*** Begin section ***

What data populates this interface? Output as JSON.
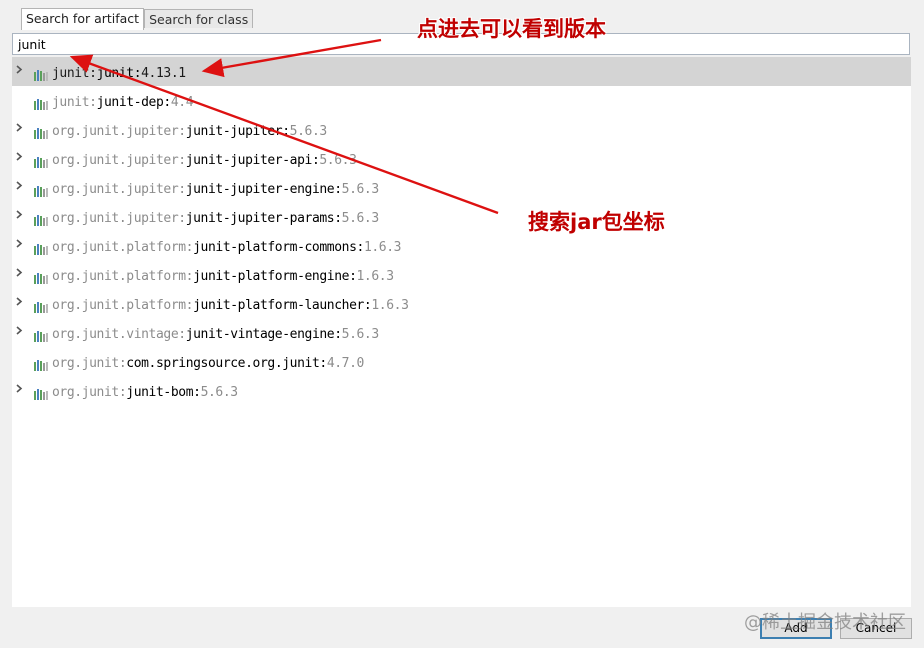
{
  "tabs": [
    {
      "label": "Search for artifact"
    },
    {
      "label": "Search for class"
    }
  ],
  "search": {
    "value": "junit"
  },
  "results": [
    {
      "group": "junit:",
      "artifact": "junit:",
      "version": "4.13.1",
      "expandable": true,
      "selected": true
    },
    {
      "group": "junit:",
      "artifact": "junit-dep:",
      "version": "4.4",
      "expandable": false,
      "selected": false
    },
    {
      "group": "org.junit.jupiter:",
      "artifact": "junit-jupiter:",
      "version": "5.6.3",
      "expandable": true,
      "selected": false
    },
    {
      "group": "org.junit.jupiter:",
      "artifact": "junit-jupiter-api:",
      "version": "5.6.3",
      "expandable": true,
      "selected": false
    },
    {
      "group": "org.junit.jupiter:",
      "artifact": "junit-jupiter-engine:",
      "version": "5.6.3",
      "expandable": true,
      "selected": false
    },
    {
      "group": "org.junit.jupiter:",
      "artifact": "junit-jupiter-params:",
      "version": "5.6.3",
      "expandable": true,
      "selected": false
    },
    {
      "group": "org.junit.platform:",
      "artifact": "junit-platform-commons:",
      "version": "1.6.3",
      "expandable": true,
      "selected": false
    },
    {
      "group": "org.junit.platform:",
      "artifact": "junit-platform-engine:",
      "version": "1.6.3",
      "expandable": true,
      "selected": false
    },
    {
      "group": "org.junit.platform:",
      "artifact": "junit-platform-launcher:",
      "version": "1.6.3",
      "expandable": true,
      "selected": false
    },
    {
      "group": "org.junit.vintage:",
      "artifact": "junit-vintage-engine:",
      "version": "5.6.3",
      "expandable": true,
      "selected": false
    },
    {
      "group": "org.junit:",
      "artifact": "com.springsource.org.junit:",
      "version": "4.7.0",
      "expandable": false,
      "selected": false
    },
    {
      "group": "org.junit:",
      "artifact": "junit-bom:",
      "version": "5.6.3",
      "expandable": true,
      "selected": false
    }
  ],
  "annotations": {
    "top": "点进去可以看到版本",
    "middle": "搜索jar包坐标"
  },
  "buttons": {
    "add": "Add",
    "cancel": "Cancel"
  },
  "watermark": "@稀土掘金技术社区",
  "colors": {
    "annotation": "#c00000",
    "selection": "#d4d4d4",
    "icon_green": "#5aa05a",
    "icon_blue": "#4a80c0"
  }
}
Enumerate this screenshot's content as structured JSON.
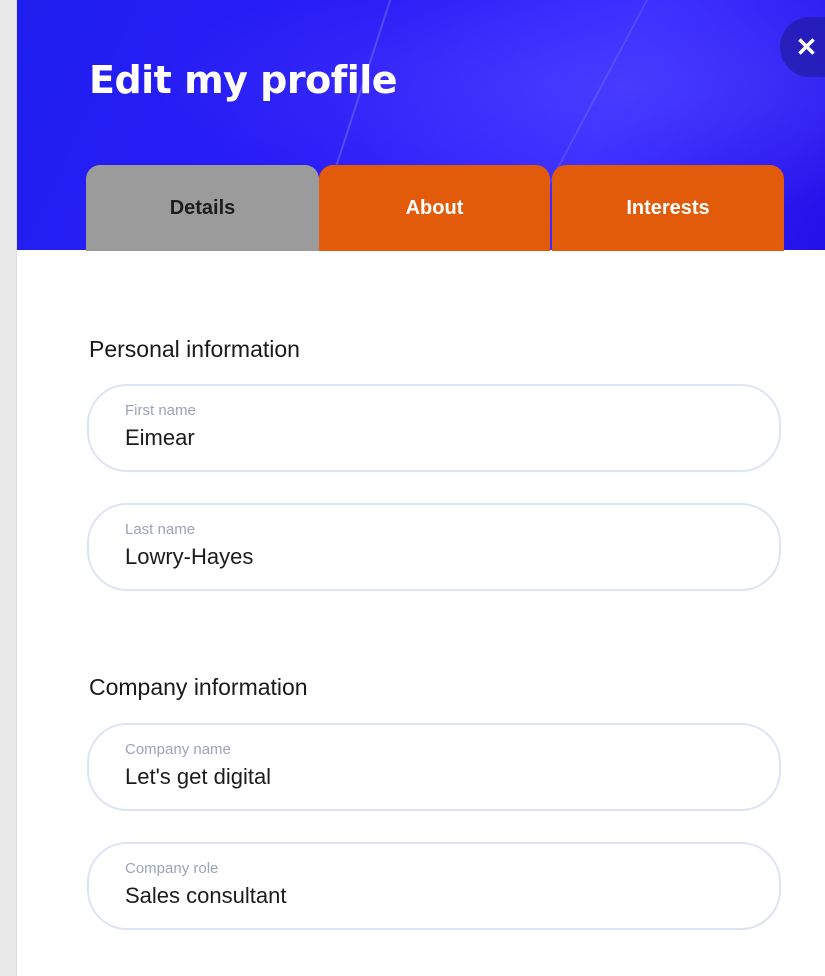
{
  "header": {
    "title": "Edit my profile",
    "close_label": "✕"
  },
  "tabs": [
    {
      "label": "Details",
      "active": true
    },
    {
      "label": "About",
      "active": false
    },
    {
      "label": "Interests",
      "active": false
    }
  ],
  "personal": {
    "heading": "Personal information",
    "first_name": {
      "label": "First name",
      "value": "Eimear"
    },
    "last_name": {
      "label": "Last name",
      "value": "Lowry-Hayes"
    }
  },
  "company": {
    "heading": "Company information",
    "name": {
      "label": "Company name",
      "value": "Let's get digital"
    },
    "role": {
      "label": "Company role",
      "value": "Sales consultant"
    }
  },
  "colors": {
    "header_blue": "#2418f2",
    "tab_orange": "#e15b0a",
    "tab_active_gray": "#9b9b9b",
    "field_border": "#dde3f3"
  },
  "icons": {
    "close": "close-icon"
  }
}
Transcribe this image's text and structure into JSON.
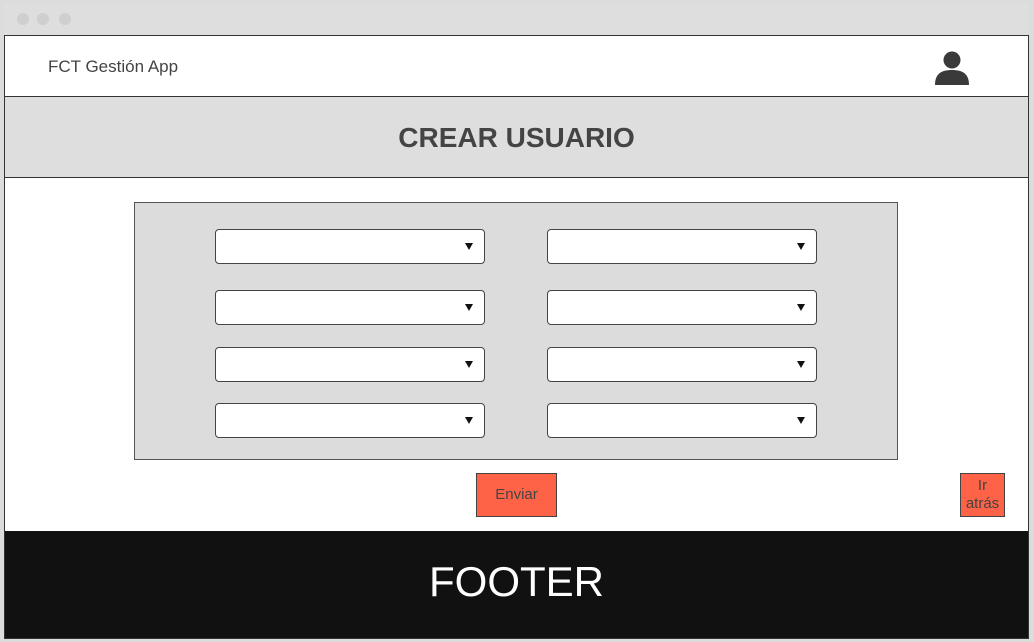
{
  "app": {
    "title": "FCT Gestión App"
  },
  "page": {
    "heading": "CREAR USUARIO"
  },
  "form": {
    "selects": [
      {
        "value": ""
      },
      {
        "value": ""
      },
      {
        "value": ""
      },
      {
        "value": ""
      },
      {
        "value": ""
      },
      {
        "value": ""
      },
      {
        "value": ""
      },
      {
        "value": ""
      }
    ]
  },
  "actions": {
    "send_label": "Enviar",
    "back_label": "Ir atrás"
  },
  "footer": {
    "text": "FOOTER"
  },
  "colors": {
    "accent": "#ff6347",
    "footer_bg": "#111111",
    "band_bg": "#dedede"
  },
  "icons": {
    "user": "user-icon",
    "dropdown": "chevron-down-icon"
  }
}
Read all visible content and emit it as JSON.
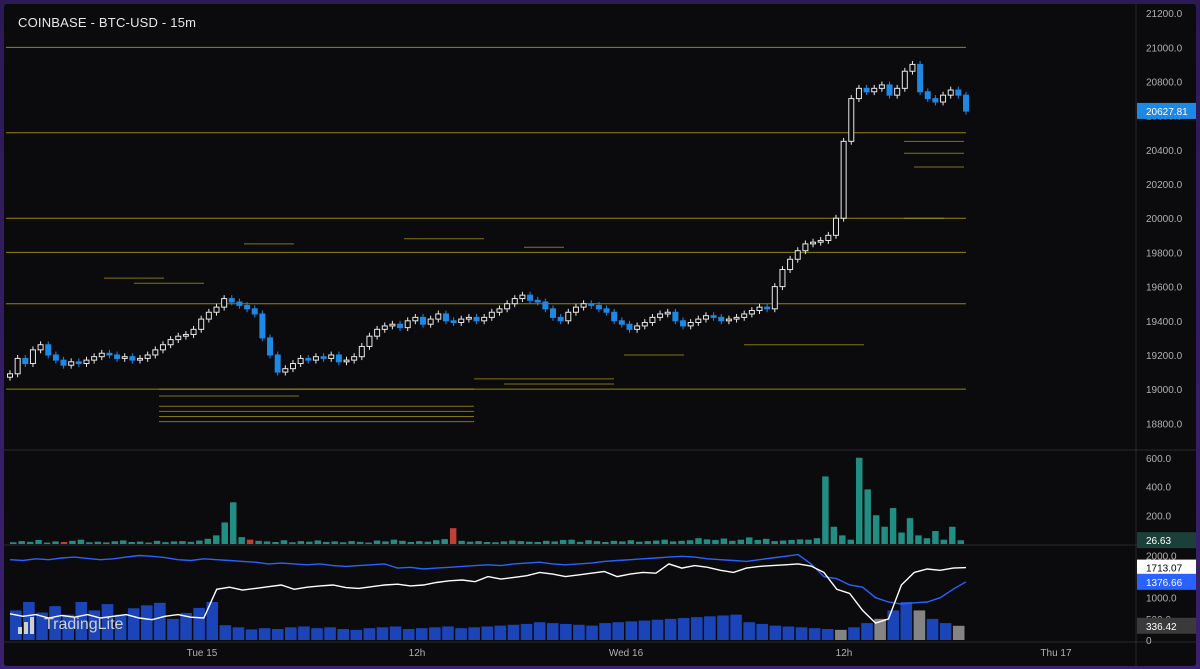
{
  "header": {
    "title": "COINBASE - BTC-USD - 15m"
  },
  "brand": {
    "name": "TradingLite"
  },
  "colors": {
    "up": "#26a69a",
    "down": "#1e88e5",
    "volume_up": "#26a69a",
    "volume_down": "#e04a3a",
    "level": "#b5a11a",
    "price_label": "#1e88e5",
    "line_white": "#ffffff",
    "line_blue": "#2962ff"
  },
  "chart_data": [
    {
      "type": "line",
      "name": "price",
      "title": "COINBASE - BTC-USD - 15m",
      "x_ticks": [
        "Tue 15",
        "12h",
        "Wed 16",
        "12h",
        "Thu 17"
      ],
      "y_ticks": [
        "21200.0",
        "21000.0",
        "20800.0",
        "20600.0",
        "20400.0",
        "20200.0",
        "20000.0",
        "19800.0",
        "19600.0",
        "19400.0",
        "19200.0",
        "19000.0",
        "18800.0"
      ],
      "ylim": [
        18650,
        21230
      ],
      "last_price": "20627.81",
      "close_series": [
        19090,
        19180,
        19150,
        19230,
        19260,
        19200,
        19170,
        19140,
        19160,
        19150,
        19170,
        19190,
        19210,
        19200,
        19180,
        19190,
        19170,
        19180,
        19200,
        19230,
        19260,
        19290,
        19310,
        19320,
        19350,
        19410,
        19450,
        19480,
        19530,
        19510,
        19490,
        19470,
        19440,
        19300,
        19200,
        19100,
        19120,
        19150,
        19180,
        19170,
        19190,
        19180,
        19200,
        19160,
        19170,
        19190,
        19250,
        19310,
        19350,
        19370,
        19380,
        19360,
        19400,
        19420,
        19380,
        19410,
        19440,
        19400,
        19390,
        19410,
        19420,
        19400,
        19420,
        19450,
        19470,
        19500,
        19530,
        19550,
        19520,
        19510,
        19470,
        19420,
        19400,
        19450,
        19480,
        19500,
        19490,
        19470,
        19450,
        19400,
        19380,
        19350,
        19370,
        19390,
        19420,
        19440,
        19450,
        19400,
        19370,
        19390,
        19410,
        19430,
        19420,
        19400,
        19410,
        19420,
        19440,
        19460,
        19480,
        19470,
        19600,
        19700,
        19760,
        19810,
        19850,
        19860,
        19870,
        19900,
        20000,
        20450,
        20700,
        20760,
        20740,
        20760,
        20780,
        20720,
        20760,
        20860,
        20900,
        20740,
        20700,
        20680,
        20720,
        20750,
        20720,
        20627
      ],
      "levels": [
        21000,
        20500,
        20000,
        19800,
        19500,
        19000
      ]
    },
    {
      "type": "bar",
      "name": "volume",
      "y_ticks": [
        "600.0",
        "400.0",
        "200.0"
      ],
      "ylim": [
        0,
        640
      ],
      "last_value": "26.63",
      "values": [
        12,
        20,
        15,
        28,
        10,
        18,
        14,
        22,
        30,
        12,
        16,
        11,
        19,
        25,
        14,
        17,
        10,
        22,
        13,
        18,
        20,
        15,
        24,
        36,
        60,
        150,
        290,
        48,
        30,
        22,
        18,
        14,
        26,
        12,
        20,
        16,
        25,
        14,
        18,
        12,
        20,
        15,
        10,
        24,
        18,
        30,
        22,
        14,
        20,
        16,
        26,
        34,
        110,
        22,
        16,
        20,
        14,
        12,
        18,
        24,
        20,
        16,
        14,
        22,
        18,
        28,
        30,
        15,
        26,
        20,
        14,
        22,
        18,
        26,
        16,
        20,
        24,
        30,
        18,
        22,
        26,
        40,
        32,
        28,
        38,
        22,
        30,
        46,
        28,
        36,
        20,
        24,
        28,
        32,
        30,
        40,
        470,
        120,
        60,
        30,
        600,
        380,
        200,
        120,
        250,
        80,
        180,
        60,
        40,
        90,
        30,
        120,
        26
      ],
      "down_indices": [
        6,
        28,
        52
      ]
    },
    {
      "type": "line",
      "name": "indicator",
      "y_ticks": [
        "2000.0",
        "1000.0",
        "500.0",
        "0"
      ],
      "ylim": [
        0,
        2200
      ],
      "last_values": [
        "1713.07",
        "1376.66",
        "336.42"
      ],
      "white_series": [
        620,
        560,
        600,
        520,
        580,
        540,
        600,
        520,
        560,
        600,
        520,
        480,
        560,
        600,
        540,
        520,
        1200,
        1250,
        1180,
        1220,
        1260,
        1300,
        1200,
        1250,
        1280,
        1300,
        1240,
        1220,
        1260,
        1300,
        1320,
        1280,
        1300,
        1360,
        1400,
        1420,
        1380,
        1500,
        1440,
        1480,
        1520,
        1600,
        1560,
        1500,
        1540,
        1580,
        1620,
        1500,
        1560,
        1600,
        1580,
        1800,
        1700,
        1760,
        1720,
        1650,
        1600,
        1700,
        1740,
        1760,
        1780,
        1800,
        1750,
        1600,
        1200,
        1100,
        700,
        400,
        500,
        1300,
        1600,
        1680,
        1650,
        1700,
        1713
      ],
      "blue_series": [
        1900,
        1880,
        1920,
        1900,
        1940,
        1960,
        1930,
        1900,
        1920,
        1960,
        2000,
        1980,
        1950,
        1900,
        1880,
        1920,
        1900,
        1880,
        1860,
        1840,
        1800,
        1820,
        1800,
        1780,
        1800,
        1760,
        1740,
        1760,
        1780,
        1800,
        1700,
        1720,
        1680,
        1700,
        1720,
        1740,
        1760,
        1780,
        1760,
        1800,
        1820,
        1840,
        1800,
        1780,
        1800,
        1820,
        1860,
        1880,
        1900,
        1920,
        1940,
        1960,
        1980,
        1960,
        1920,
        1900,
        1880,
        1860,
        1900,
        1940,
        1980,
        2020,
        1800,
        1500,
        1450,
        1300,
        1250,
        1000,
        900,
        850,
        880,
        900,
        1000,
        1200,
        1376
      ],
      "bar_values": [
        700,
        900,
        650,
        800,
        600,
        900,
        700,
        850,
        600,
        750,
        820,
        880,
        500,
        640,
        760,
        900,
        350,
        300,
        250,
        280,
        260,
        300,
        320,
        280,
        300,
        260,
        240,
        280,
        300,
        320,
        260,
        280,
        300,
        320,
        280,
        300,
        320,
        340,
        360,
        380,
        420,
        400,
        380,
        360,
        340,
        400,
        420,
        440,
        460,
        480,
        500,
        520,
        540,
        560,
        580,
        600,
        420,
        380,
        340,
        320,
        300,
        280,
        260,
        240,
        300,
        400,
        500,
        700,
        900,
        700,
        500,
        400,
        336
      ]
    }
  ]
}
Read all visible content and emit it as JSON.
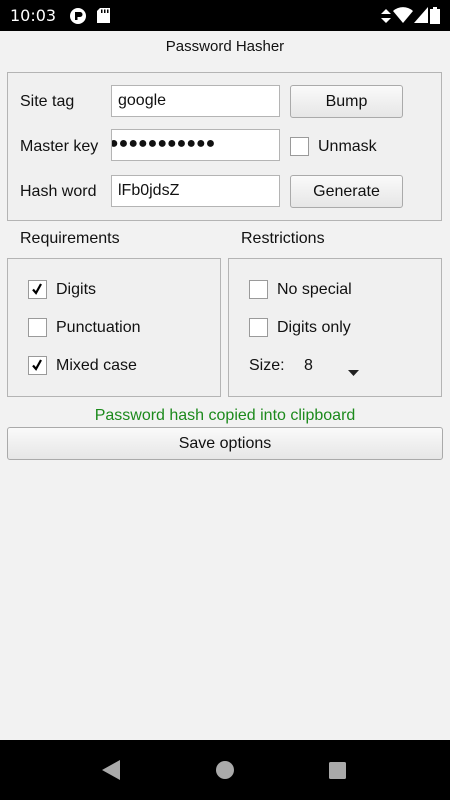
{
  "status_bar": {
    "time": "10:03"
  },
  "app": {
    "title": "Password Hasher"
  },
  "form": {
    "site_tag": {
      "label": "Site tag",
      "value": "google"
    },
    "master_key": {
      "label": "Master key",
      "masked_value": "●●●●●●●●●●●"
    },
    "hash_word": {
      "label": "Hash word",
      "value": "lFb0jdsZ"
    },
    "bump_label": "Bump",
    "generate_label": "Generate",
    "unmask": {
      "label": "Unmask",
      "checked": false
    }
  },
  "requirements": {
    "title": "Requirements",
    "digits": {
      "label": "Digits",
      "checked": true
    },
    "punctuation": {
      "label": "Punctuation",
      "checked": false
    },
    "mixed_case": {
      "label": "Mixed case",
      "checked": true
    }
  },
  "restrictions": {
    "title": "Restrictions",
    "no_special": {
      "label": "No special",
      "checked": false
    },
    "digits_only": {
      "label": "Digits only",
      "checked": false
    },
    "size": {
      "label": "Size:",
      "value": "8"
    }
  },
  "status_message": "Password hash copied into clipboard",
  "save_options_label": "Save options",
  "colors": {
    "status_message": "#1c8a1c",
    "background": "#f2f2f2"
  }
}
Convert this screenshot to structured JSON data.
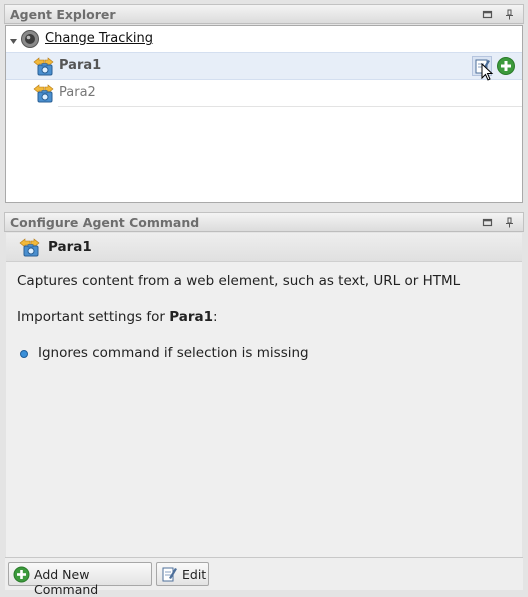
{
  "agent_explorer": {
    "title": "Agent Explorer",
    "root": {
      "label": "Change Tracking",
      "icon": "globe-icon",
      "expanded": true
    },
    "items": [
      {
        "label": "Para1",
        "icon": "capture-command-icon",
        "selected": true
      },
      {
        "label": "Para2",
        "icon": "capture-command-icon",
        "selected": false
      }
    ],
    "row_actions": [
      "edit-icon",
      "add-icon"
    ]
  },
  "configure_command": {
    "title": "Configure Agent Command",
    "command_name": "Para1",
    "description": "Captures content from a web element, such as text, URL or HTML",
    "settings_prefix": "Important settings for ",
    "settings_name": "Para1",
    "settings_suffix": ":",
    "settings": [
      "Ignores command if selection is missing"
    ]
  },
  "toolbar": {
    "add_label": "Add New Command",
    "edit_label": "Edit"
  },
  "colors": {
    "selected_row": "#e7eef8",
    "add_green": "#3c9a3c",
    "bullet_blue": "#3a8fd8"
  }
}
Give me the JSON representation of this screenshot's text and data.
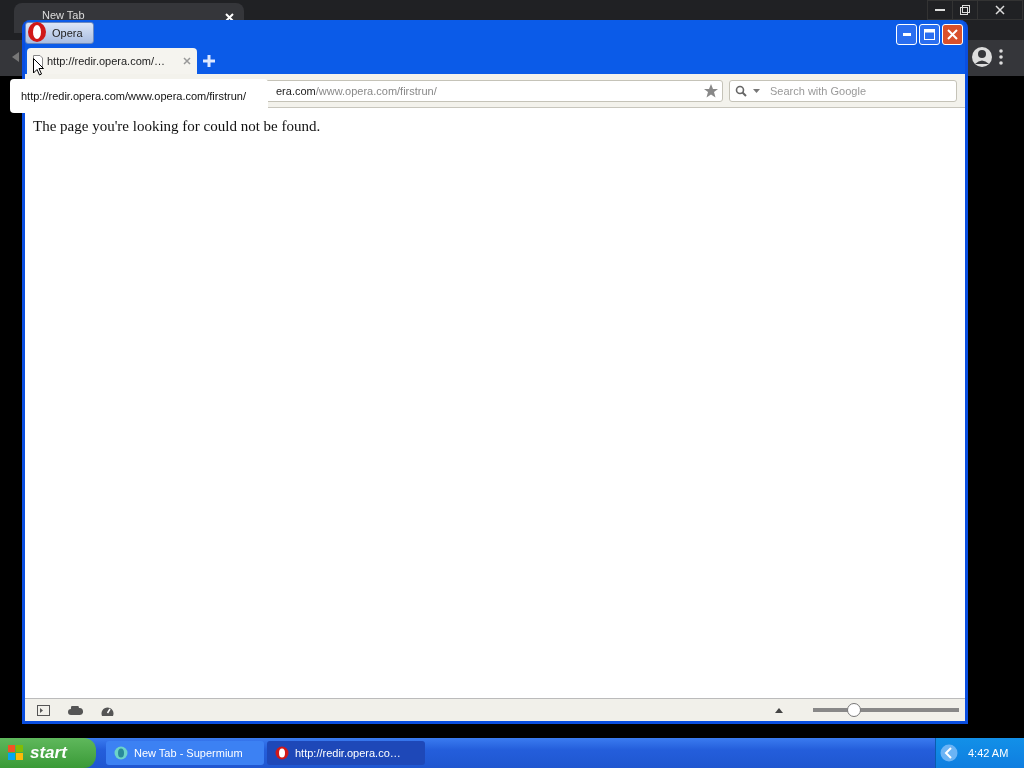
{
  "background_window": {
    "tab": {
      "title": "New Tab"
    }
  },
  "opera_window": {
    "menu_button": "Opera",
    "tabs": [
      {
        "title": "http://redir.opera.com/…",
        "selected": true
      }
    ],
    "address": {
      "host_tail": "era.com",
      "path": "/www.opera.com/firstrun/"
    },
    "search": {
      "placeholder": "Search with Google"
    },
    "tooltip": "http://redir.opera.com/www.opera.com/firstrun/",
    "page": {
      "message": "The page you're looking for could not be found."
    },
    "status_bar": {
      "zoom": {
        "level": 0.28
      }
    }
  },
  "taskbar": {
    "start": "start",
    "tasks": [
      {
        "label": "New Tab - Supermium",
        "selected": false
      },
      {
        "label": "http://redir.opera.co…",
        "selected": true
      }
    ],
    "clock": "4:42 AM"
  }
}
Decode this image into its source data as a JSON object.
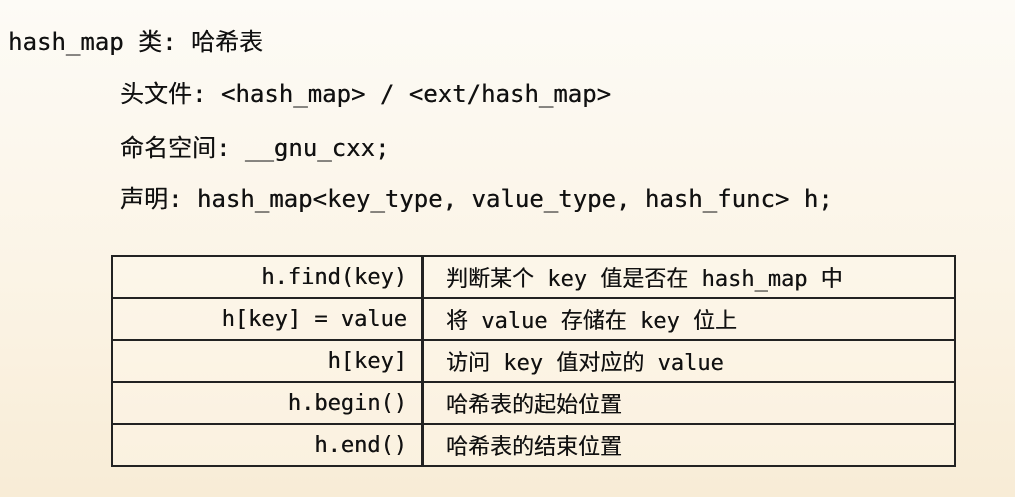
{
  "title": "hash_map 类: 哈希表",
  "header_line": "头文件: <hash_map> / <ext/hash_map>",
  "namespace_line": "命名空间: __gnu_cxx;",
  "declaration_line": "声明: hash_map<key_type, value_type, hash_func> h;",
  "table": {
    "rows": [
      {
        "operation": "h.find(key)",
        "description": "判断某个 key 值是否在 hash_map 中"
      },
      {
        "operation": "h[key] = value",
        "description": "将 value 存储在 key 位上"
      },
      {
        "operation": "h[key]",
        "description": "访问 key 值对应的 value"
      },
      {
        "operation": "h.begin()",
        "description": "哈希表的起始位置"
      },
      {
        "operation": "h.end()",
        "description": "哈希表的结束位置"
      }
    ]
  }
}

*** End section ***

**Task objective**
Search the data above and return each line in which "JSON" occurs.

**Answer space**
What data populates this interface? Output as JSON.
Enumerate this screenshot's content as structured JSON.
Transcribe this image's text and structure into JSON.
Read all visible content and emit it as JSON.
Read all visible content and emit it as JSON.
Convert this screenshot to structured JSON data.
Give me the JSON representation of this screenshot's text and data.
Decode this image into its source data as a JSON object.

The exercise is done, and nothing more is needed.